On July 30, 1945, the USS Indianapolis was torpedoed by a Japanese submarine and sank in a few minutes in shark-infested waters. Only 316 of the 1,196 men on board survived. However, the Indianapolis had already completed its major mission: the delivery of key components of the atomic bomb that will be dropped a week later in Hiroshima on Tinian Island in the South Pacific.
READ MORE: USS Indianapolis: Stories from survivors of the worst maritime disaster in US naval history

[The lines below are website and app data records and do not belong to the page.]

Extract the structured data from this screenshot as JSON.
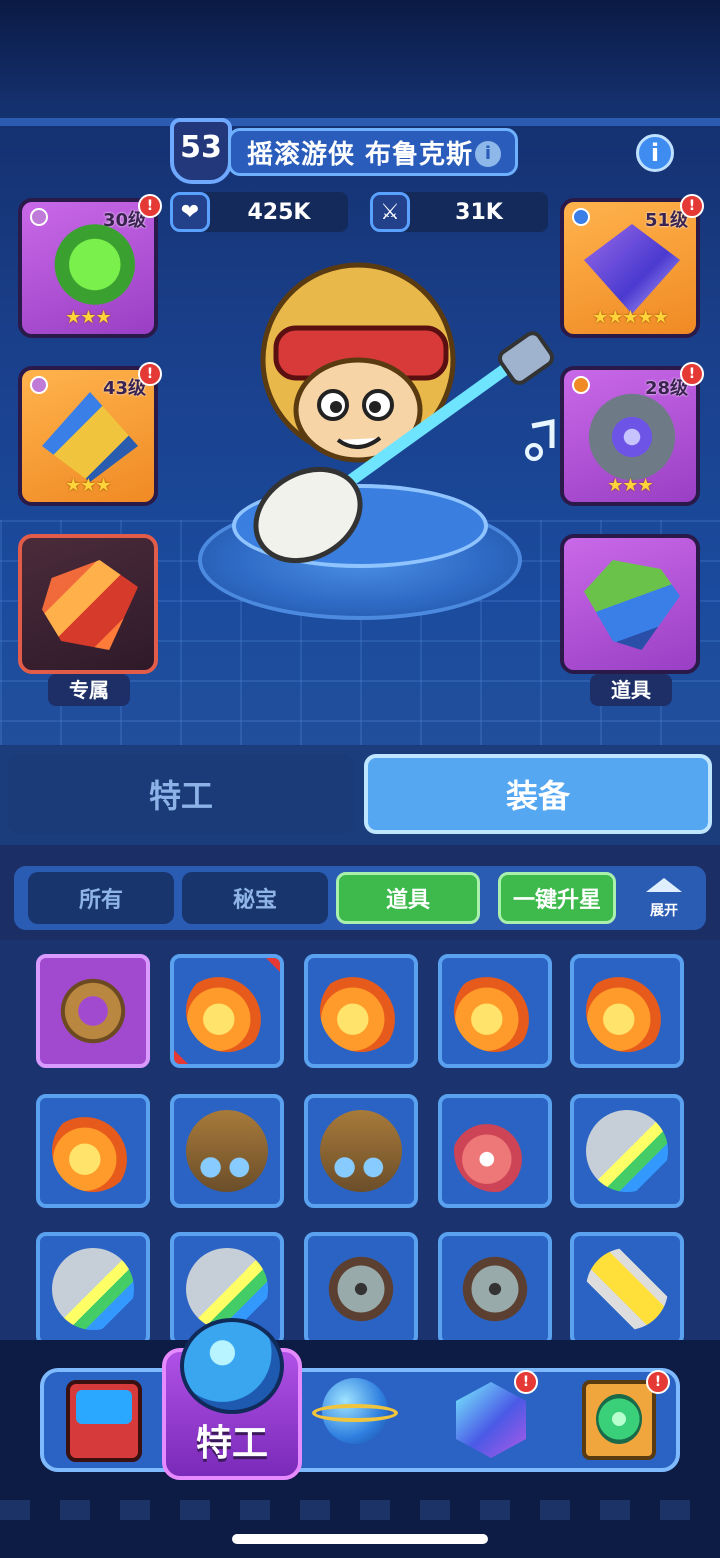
{
  "hero": {
    "level": "53",
    "name": "摇滚游侠 布鲁克斯",
    "hp": "425K",
    "attack": "31K"
  },
  "left_slots": [
    {
      "level": "30级",
      "stars": "★★★",
      "color": "purple"
    },
    {
      "level": "43级",
      "stars": "★★★",
      "color": "orange"
    },
    {
      "label": "专属",
      "color": "red"
    }
  ],
  "right_slots": [
    {
      "level": "51级",
      "stars": "★★★★★",
      "color": "orange"
    },
    {
      "level": "28级",
      "stars": "★★★",
      "color": "purple"
    },
    {
      "label": "道具",
      "color": "purple"
    }
  ],
  "tabs": {
    "agent": "特工",
    "equipment": "装备",
    "selected": "装备"
  },
  "filters": {
    "all": "所有",
    "secret": "秘宝",
    "items": "道具",
    "one_click_star": "一键升星",
    "expand": "展开",
    "selected": "道具"
  },
  "inventory": [
    {
      "icon": "ring-icon",
      "selected": true
    },
    {
      "icon": "meteor-icon"
    },
    {
      "icon": "meteor-icon"
    },
    {
      "icon": "meteor-icon"
    },
    {
      "icon": "meteor-icon"
    },
    {
      "icon": "meteor-icon"
    },
    {
      "icon": "drone-icon"
    },
    {
      "icon": "drone-icon"
    },
    {
      "icon": "blower-icon"
    },
    {
      "icon": "jet-icon"
    },
    {
      "icon": "jet-icon"
    },
    {
      "icon": "jet-icon"
    },
    {
      "icon": "gatling-icon"
    },
    {
      "icon": "gatling-icon"
    },
    {
      "icon": "tube-icon"
    }
  ],
  "bottom_nav": {
    "active_label": "特工",
    "items": [
      "arcade-icon",
      "agent-helmet-icon",
      "planet-icon",
      "cube-icon",
      "portal-icon"
    ]
  },
  "colors": {
    "purple": "#b154d8",
    "orange": "#f49a32",
    "accent_blue": "#2a63c4",
    "green": "#3dba4b",
    "alert_red": "#e53935"
  }
}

the Indianapolis made its delivery to Tinian Island on July 26, 1945. The mission was top secret and the ship’s crew were unaware of its cargo. After leaving Tinian, the Indianapolis sailed to U.S. Army Pacific Headquarters in Guam and was ordered to meet the battleship USS Idaho in the Leyte Gulf in the Philippines to prepare for the invasion of Japan.
Shortly after midnight on July 30, midway between Guam and Leyte Gulf, a Japanese submarine blew up the Indianapolis, setting off an explosion that split the ship and sank it in about 12 minutes, with around 300 men trapped inside. Another 900 went into the water, where many died from drowning, shark attacks, dehydration or blast injuries. Help did not arrive until four days later, on August 2, when an anti-submarine plane on routine patrol ran into the men and called for help by radio.
On August 6, 1945, the United States dropped an atomic bomb on Hiroshima, Japan, claiming nearly 130,000 lives and destroying more than 60% of the city. On August 9, a second atomic bomb was dropped on Nagasaki, where the casualties were estimated at over 66,000 people. Meanwhile, the US government has remained silent on Indianapolis tragedy until August 15 to ensure the news would be overshadowed by President Harry Truman’s announcement of Japan’s surrender.
In the aftermath of the events involving the Indianapolis, the ship’s captain, Captain Charles McVay, was court martialed in November 1945 for failing to follow a zigzag course that would have helped the ship escape enemy submarines in the area. McVay, the only Navy captain to stand trial for losing a ship in the war, committed suicide in 1968. Many of his surviving crew members believed the military had made him a scapegoat. In 2000, 55 years after the Indianapolis came down, Congress deleted McVay’s name.